**Problem description**
Your answer consists of the lines in the data that contain "Carolina". Copy each of them.

Element data from apps and pages:
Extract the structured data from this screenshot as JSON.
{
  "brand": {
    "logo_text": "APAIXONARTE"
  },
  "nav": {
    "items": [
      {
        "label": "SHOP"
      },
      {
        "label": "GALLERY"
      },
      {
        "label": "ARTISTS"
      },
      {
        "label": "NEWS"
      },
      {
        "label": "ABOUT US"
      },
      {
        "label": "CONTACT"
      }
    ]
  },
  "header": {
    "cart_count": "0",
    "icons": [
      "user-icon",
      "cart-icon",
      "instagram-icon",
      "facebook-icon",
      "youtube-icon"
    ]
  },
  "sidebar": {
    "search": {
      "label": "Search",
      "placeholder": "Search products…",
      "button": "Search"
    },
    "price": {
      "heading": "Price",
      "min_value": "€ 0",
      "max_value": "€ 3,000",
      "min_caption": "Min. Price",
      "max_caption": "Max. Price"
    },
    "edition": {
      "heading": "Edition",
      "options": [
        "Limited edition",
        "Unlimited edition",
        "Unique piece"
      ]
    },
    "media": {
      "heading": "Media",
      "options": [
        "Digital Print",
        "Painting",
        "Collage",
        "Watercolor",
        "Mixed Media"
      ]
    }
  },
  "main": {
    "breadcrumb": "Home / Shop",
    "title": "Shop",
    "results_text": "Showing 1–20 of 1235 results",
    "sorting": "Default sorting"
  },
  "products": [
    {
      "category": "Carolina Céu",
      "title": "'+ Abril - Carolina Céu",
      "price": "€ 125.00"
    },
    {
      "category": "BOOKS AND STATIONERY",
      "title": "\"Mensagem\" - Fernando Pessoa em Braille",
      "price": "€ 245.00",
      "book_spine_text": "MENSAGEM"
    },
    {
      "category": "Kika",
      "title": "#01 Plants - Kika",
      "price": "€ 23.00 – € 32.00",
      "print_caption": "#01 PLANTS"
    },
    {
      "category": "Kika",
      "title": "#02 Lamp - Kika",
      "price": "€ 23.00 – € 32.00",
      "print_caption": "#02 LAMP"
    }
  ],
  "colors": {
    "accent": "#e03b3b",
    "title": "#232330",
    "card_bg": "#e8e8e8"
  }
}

**Exercise output**
      "category": "Carolina Céu",
      "title": "'+ Abril - Carolina Céu",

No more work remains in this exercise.